The SAF spokesperson Colonel Al-Sawarmi Khalid Sa’ad said that "fierce battles" are still ongoing but did not address reports that Heglig has fallen out of Khartoum’s hands. He said the attack on Heglig comes in line with the "aggressive positions" of South Sudan President Salva Kiir who wishes to prolong the war between Sudan and South Sudan.

Col. Sa’ad was referring to statements made by Salva Kiir last month in Juba where he said that Heglig is part of South Sudan territory.

Later SAF spokesperson admitted to the BBC that South Sudanese troops are currently inside Heglig.

"Now the [soldiers] from South Sudan they are inside Heglig city, and the oilfield, they conquered the Sudanese army outside of Heglig," Col. Sa’ad said.

"The South Sudanese attacked our Sudanese army in Heglig, as you know Heglig is not part of South Sudan," he continued.

Meanwhile, the rebel Sudan People’s Liberation Movement–North (SPLM-N) sent a statement on Wednesday morning via email without attribution saying that the “Sudan Revolutionary Forces (SRF)" have taken full control of Heglig and advanced 30 kilometers towards Kadugli, capital of South Kordofan.

Sudan Tribune was unable to reach any official from the SRF for details.

A security source confirmed to Sudan Tribune on Tuesday that SAF withdrew from Heglig and that oil workers were evacuated for the most part. He disclosed that it was the Sudanese army ordering its troops to pull out.

A special forces unit originally headed to rebel stronghold of Kauda in South Kordofan was caught in the fighting and incurred heavy losses, the source said but did not provide figures.

A Sudanese man who works in the oil industry, who did not want to be named, told the BBC that Sudan began the fighting while another source suggested that SAF was trying to regain a post on the disputed border they had lost two weeks ago.

There were unconfirmed reports later on Tuesday that SAF has started an aerial bombardment campaign. However, it is likely that Khartoum will exercise extreme caution so as not to cause damage to oil infrastructure there.

The escalation of clashes between the two will deal a severe blow to the African Union mediated process chaired by Thabo Mbeki which is aiming to resolve post-independence issues.

Sudan and South Sudan have reaffirmed different times in the past that they do not want with both sides maintaining that they are simply defending its territory. Khartoum and Juba also both accuse the other of using rebel groups as proxies.

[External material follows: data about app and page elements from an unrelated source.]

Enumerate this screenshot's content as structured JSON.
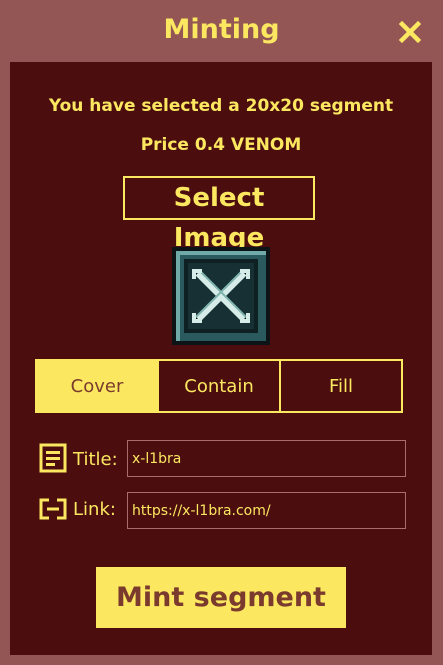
{
  "header": {
    "title": "Minting",
    "close_icon": "close-icon"
  },
  "info": {
    "selection_text": "You have selected a 20x20 segment",
    "price_text": "Price 0.4 VENOM"
  },
  "select_image": {
    "label": "Select Image"
  },
  "preview": {
    "icon": "pixel-cross-image"
  },
  "fit_modes": {
    "options": [
      "Cover",
      "Contain",
      "Fill"
    ],
    "selected": "Cover"
  },
  "form": {
    "title_label": "Title:",
    "title_value": "x-l1bra",
    "title_icon": "document-icon",
    "link_label": "Link:",
    "link_value": "https://x-l1bra.com/",
    "link_icon": "link-icon"
  },
  "mint": {
    "label": "Mint segment"
  },
  "colors": {
    "outer_background": "#945555",
    "panel_background": "#4b0d0e",
    "accent": "#fce860",
    "active_text": "#7a3b2e",
    "field_border": "#a86e6e"
  }
}
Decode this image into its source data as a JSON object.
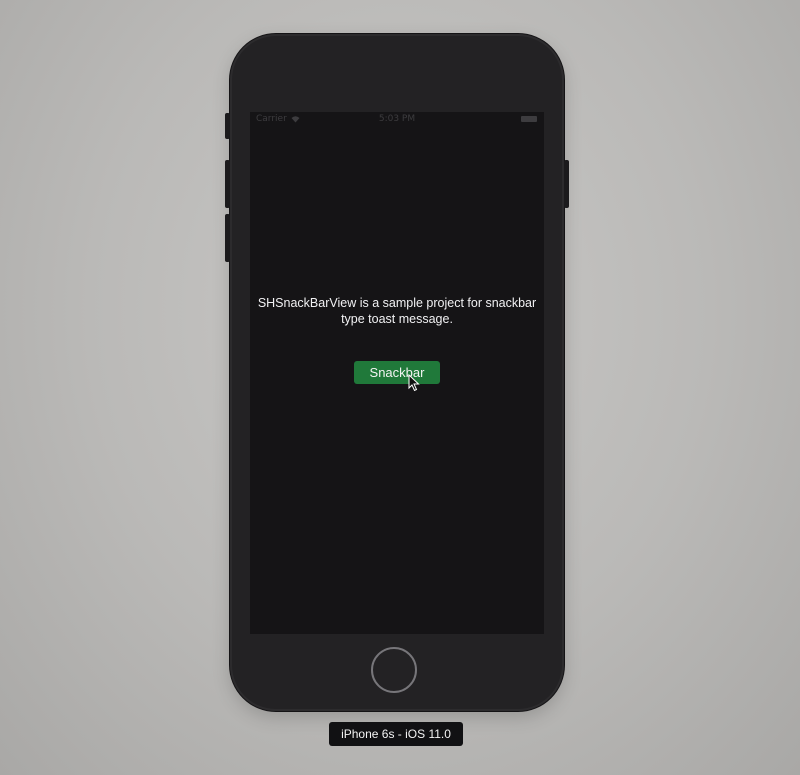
{
  "status_bar": {
    "carrier": "Carrier",
    "time": "5:03 PM",
    "wifi_icon": "wifi-icon",
    "battery_icon": "battery-icon"
  },
  "app": {
    "description": "SHSnackBarView is a sample project for snackbar\ntype toast message.",
    "snackbar_button_label": "Snackbar"
  },
  "simulator": {
    "device_label": "iPhone 6s - iOS 11.0"
  },
  "colors": {
    "screen_background": "#151416",
    "button_background": "#20793a",
    "text": "#f1f1f3",
    "device_body": "#232224"
  }
}
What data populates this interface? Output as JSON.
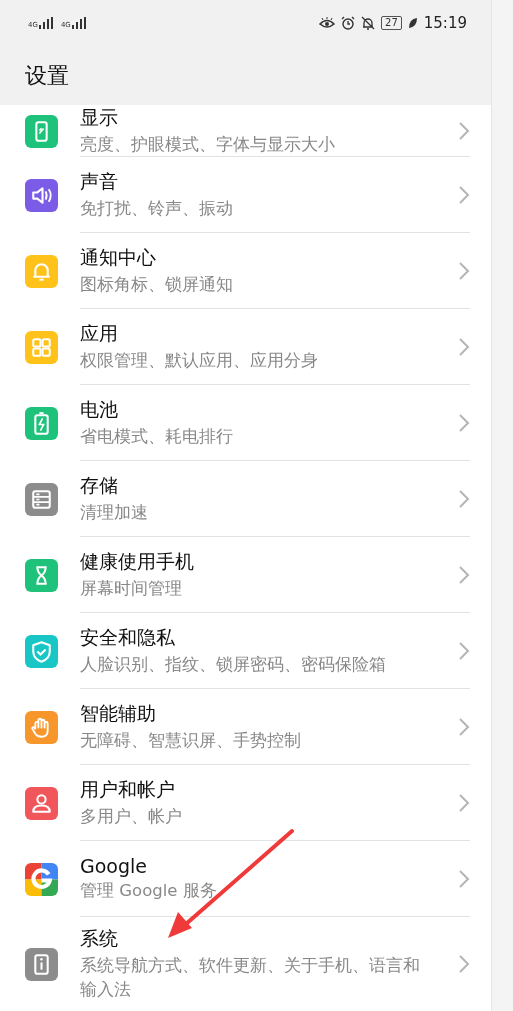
{
  "status_bar": {
    "signals": [
      {
        "label": "4G"
      },
      {
        "label": "4G"
      }
    ],
    "battery": "27",
    "time": "15:19"
  },
  "header": {
    "title": "设置"
  },
  "items": [
    {
      "title": "显示",
      "subtitle": "亮度、护眼模式、字体与显示大小",
      "kind": "display",
      "color": "#1fc27a"
    },
    {
      "title": "声音",
      "subtitle": "免打扰、铃声、振动",
      "kind": "sound",
      "color": "#7b5ce6"
    },
    {
      "title": "通知中心",
      "subtitle": "图标角标、锁屏通知",
      "kind": "bell",
      "color": "#ffc21a"
    },
    {
      "title": "应用",
      "subtitle": "权限管理、默认应用、应用分身",
      "kind": "apps",
      "color": "#ffc21a"
    },
    {
      "title": "电池",
      "subtitle": "省电模式、耗电排行",
      "kind": "battery",
      "color": "#1fc27a"
    },
    {
      "title": "存储",
      "subtitle": "清理加速",
      "kind": "storage",
      "color": "#8c8c8c"
    },
    {
      "title": "健康使用手机",
      "subtitle": "屏幕时间管理",
      "kind": "hourglass",
      "color": "#1fc27a"
    },
    {
      "title": "安全和隐私",
      "subtitle": "人脸识别、指纹、锁屏密码、密码保险箱",
      "kind": "shield",
      "color": "#19c6c6"
    },
    {
      "title": "智能辅助",
      "subtitle": "无障碍、智慧识屏、手势控制",
      "kind": "hand",
      "color": "#f7962a"
    },
    {
      "title": "用户和帐户",
      "subtitle": "多用户、帐户",
      "kind": "user",
      "color": "#f0565a"
    },
    {
      "title": "Google",
      "subtitle": "管理 Google 服务",
      "kind": "google",
      "color": "#4285f4"
    },
    {
      "title": "系统",
      "subtitle": "系统导航方式、软件更新、关于手机、语言和输入法",
      "kind": "info",
      "color": "#8c8c8c"
    }
  ],
  "annotation": {
    "kind": "arrow"
  }
}
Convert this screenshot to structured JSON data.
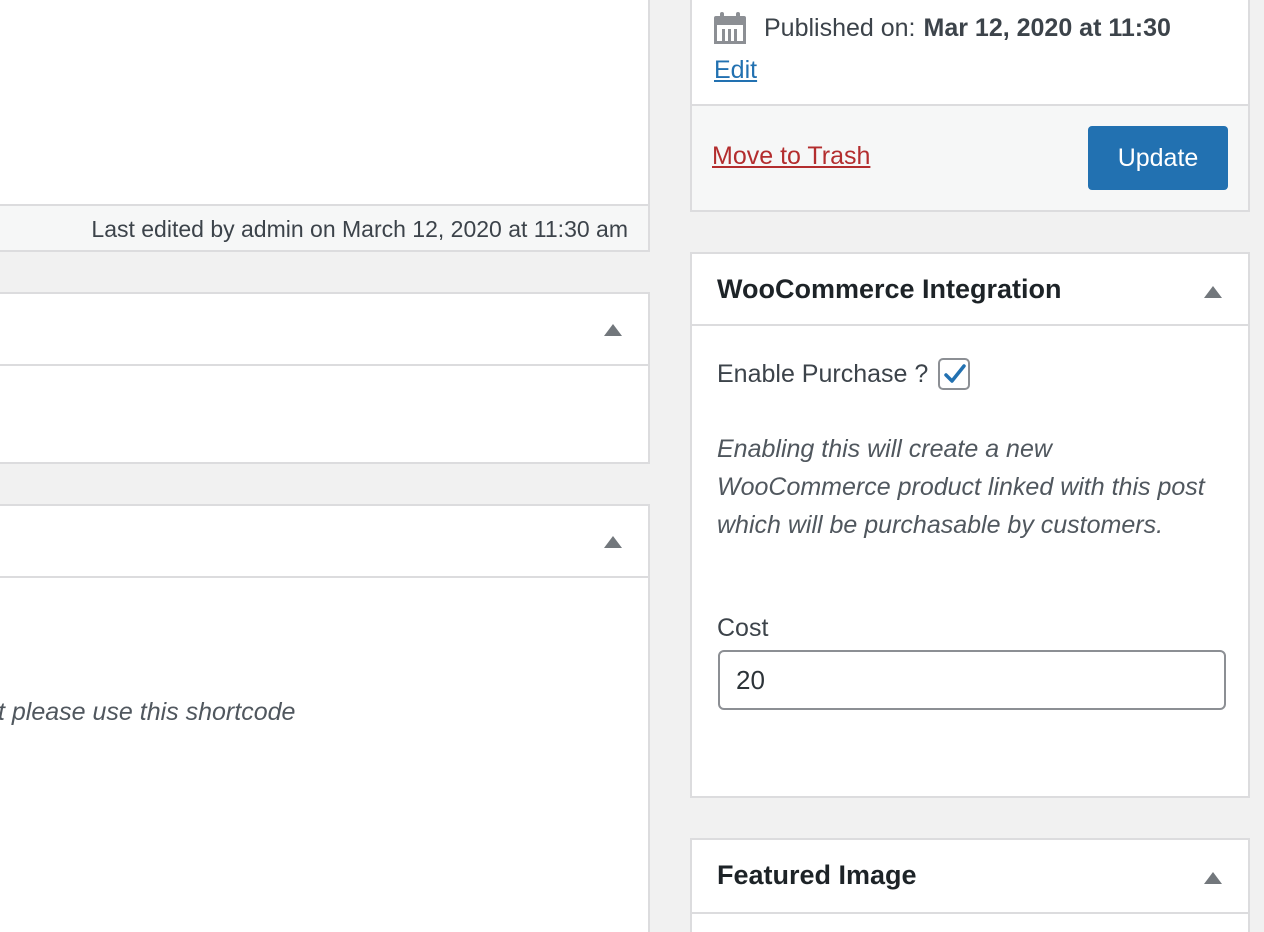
{
  "editor": {
    "last_edited": "Last edited by admin on March 12, 2020 at 11:30 am"
  },
  "metabox_shortcode": {
    "description": "t please use this shortcode"
  },
  "publish": {
    "published_label": "Published on:",
    "published_date": "Mar 12, 2020 at 11:30",
    "edit_label": "Edit",
    "trash_label": "Move to Trash",
    "update_label": "Update"
  },
  "woocommerce": {
    "title": "WooCommerce Integration",
    "enable_label": "Enable Purchase ?",
    "enable_checked": true,
    "description": "Enabling this will create a new WooCommerce product linked with this post which will be purchasable by customers.",
    "cost_label": "Cost",
    "cost_value": "20"
  },
  "featured_image": {
    "title": "Featured Image"
  },
  "colors": {
    "primary": "#2271b1",
    "danger": "#b32d2e",
    "border": "#dcdcde"
  }
}
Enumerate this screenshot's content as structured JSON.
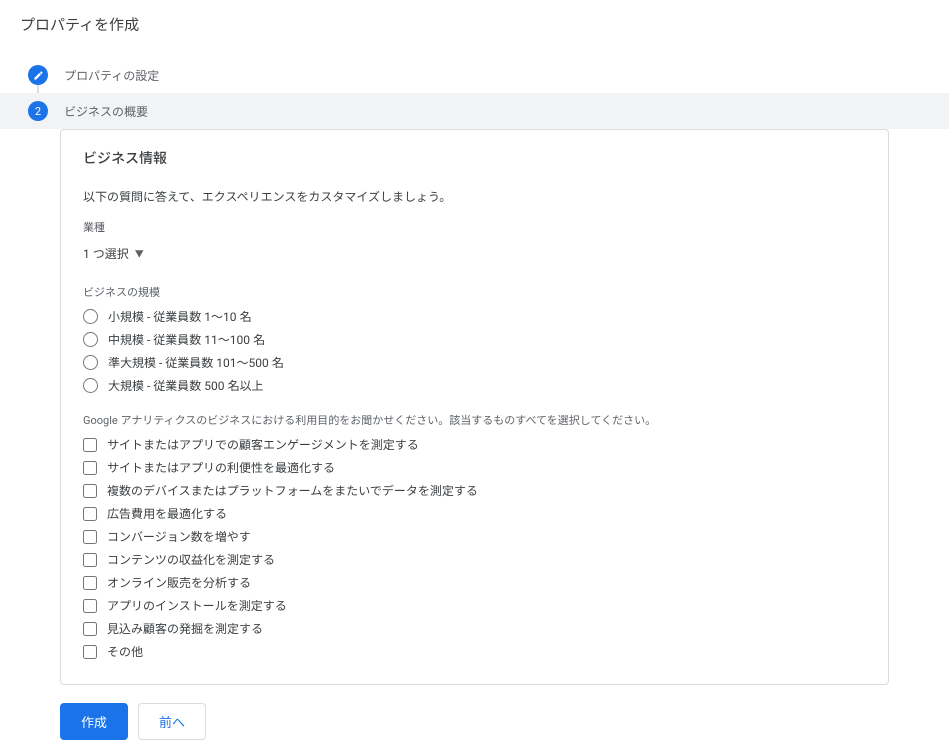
{
  "page": {
    "title": "プロパティを作成"
  },
  "stepper": {
    "step1": {
      "label": "プロパティの設定"
    },
    "step2": {
      "number": "2",
      "label": "ビジネスの概要"
    }
  },
  "card": {
    "title": "ビジネス情報",
    "intro": "以下の質問に答えて、エクスペリエンスをカスタマイズしましょう。",
    "industry": {
      "label": "業種",
      "selected": "1 つ選択"
    },
    "size": {
      "label": "ビジネスの規模",
      "options": [
        "小規模 - 従業員数 1～10 名",
        "中規模 - 従業員数 11～100 名",
        "準大規模 - 従業員数 101～500 名",
        "大規模 - 従業員数 500 名以上"
      ]
    },
    "purpose": {
      "label": "Google アナリティクスのビジネスにおける利用目的をお聞かせください。該当するものすべてを選択してください。",
      "options": [
        "サイトまたはアプリでの顧客エンゲージメントを測定する",
        "サイトまたはアプリの利便性を最適化する",
        "複数のデバイスまたはプラットフォームをまたいでデータを測定する",
        "広告費用を最適化する",
        "コンバージョン数を増やす",
        "コンテンツの収益化を測定する",
        "オンライン販売を分析する",
        "アプリのインストールを測定する",
        "見込み顧客の発掘を測定する",
        "その他"
      ]
    }
  },
  "actions": {
    "create": "作成",
    "back": "前へ"
  }
}
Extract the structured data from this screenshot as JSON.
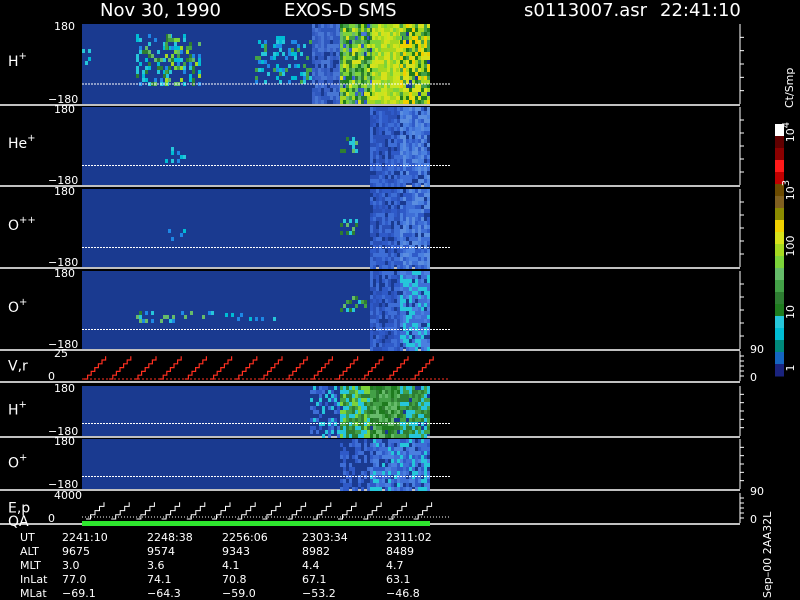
{
  "header": {
    "date": "Nov 30, 1990",
    "instrument": "EXOS-D SMS",
    "file": "s0113007.asr",
    "time": "22:41:10"
  },
  "colorbar": {
    "title": "Ct/Smp",
    "ticks": [
      {
        "text": "1",
        "sup": ""
      },
      {
        "text": "10",
        "sup": ""
      },
      {
        "text": "100",
        "sup": ""
      },
      {
        "text": "10",
        "sup": "3"
      },
      {
        "text": "10",
        "sup": "4"
      }
    ],
    "colors": [
      "#1a237e",
      "#1565c0",
      "#00897b",
      "#00bcd4",
      "#26c6da",
      "#1e7b1e",
      "#2e7d32",
      "#43a047",
      "#66bb6a",
      "#7cd33a",
      "#a5d820",
      "#d7e11b",
      "#f0d000",
      "#8b8b00",
      "#806020",
      "#6b4a00",
      "#c00000",
      "#ff1a1a",
      "#8b0000",
      "#600000",
      "#ffffff"
    ]
  },
  "panels": [
    {
      "id": "h1",
      "label": "H",
      "sup": "+",
      "top": "180",
      "bottom": "−180"
    },
    {
      "id": "he",
      "label": "He",
      "sup": "+",
      "top": "180",
      "bottom": "−180"
    },
    {
      "id": "opp",
      "label": "O",
      "sup": "++",
      "top": "180",
      "bottom": "−180"
    },
    {
      "id": "o1",
      "label": "O",
      "sup": "+",
      "top": "180",
      "bottom": "−180"
    },
    {
      "id": "vr",
      "label": "V,r",
      "sup": "",
      "top": "25",
      "bottom": "0",
      "right_top": "90",
      "right_bottom": "0"
    },
    {
      "id": "h2",
      "label": "H",
      "sup": "+",
      "top": "180",
      "bottom": "−180"
    },
    {
      "id": "o2",
      "label": "O",
      "sup": "+",
      "top": "180",
      "bottom": "−180"
    },
    {
      "id": "ep",
      "label": "E,p",
      "label2": "QA",
      "sup": "",
      "top": "4000",
      "bottom": "0",
      "right_top": "90",
      "right_bottom": "0"
    }
  ],
  "footer": {
    "row_labels": [
      "UT",
      "ALT",
      "MLT",
      "InLat",
      "MLat"
    ],
    "columns": [
      [
        "2241:10",
        "9675",
        "3.0",
        "77.0",
        "−69.1"
      ],
      [
        "2248:38",
        "9574",
        "3.6",
        "74.1",
        "−64.3"
      ],
      [
        "2256:06",
        "9343",
        "4.1",
        "70.8",
        "−59.0"
      ],
      [
        "2303:34",
        "8982",
        "4.4",
        "67.1",
        "−53.2"
      ],
      [
        "2311:02",
        "8489",
        "4.7",
        "63.1",
        "−46.8"
      ]
    ],
    "side_note": "Sep–00  2AA32L"
  },
  "chart_data": {
    "type": "heatmap",
    "title": "Nov 30, 1990    EXOS-D SMS",
    "time_ticks": [
      "2241:10",
      "2248:38",
      "2256:06",
      "2303:34",
      "2311:02"
    ],
    "colorbar_label": "Ct/Smp",
    "colorbar_range": [
      1,
      10000
    ],
    "colorbar_scale": "log",
    "panels": [
      "H+",
      "He+",
      "O++",
      "O+",
      "V,r",
      "H+",
      "O+",
      "E,p QA"
    ],
    "pitch_angle_range": [
      -180,
      180
    ]
  }
}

South Sudan government spokesman said prior to his press conference today that he had held talks with president Salva Kiir during which he reiterated the government’s position that it will not be dragged into a "senseless" war by Khartoum.

North and South Sudan fought over two decades of a bloody civil war, which ended with the 2005 signing of the Comprehensive Peace Agreement (CPA). The contentious border issue between the two countries, he said, can only be amicably resolved through peaceful dialogue not war.

The Sudanese ministry of information said the attack on Heglig comes at the heels of a visit by Mbeki to Khartoum where Sudan underscored its commitment to reaching a peaceful resolution of contentious issues through dialogue. It vowed to use "all means" to defeat the attack.

The rebel groups operating near the border from the two sides are accused of taking part in the fight or even of being the instigators of the attacks. This was the case of the first attack on Heglig last month.

In a related issue, a Sudanese journalist told Sudan Tribune from Khartoum that authorities instructed them to stick to official statements on Heglig only.